* RECORDS PROVIDED *
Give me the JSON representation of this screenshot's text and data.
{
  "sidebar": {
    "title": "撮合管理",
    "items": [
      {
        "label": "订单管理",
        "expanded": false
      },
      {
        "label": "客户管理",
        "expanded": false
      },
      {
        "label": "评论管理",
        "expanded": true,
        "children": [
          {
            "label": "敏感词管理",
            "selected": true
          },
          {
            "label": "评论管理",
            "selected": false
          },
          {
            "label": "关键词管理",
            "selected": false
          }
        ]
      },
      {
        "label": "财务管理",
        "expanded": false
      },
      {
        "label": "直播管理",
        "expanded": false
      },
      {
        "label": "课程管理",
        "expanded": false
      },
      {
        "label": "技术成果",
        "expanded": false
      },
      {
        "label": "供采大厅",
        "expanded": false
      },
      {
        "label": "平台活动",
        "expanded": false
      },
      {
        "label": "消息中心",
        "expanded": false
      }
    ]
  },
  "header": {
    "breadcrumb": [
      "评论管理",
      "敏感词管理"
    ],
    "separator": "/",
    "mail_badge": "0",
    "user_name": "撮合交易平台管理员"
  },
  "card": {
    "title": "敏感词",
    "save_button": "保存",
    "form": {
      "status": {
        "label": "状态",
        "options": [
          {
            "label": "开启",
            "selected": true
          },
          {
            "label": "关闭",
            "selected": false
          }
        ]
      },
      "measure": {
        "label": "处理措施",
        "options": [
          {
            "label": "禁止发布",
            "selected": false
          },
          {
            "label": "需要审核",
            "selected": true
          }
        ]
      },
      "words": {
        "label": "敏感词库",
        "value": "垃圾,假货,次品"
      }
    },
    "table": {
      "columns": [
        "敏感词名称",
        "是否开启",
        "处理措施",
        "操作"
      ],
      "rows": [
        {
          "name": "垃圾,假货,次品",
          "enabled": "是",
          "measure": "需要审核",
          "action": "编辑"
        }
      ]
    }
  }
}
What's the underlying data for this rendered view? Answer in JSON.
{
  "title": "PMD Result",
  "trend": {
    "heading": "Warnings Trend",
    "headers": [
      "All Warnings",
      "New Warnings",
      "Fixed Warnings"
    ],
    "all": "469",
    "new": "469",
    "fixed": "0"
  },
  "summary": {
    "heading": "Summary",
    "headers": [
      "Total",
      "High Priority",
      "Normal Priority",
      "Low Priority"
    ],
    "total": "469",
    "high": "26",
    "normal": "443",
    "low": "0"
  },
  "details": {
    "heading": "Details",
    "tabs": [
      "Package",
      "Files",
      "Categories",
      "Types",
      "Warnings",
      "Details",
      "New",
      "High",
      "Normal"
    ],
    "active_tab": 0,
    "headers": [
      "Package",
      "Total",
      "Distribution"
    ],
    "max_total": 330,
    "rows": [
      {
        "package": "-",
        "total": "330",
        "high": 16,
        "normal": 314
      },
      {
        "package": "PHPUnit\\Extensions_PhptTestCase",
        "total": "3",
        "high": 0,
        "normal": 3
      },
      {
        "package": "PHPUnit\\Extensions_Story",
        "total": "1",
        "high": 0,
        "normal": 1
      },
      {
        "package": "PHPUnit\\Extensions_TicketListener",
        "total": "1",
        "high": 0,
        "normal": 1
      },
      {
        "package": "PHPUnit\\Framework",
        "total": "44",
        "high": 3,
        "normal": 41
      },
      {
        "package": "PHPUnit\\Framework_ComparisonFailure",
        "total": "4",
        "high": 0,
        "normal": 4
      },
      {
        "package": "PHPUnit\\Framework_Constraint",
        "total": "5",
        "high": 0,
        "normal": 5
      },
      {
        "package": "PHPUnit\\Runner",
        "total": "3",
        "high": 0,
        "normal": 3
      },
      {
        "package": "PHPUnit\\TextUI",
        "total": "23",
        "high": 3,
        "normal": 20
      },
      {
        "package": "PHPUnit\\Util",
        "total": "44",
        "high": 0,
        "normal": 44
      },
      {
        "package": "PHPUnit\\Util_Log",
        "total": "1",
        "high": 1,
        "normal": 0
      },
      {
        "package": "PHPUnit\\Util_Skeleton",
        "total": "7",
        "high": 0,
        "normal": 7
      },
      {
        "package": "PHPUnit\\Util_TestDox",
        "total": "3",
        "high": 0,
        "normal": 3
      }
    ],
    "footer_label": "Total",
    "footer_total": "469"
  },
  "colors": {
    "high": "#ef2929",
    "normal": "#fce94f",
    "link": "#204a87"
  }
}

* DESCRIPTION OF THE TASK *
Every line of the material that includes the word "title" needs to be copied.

* PROBLEM SOLUTION *
    "title": "撮合管理",
    "title": "敏感词",
  "title": "PMD Result",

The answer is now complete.